Again, however, Rosenblatt confirmed those worries were largely unfounded, and at the same time highlighted the growth opportunity set before them with OLED TV:
There are 235 million LCD TVs sold each year. They're going to sell 400,000 to 500,000 OLED TVs this year. We're not even talking about 1% of the market. And they're talking about selling about one million OLED TVs in 2016. They were originally talking about 1.5 million, but that's 55-inch equivalents. And they have stated that almost 40% of their demand will be 65 and 77 inch TVs. They can't keep 65 inch TVs in stock. So they haven't reduced their numbers, it's just the actual way they cut the glass and what they sell that's changed.
Universal Display's material sales benefit from the larger size of each display, effectively negating the fact LG Display expects to sell fewer smaller-sized units. And as the price of OLED TVs continues to fall and become more competitive with high-end LCDs, consumers should increasingly flock to the superior picture, energy efficiency, and novel form factors offered by OLED TV. With Universal Display's technology set to play a central role as OLED TV takes market share, investors should be poised to reap the rewards.
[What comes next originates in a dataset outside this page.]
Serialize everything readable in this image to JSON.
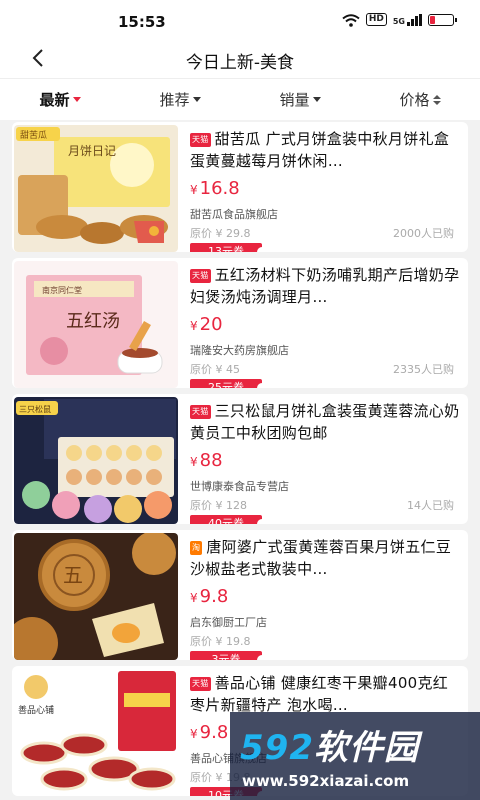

Steve Symington owns shares of Apple and Universal Display. The Motley Fool owns shares of and recommends Apple and Universal Display. Try any of our Foolish newsletter services free for 30 days. We Fools may not all hold the same opinions, but we all believe that considering a diverse range of insights makes us better investors. The Motley Fool has a disclosure policy.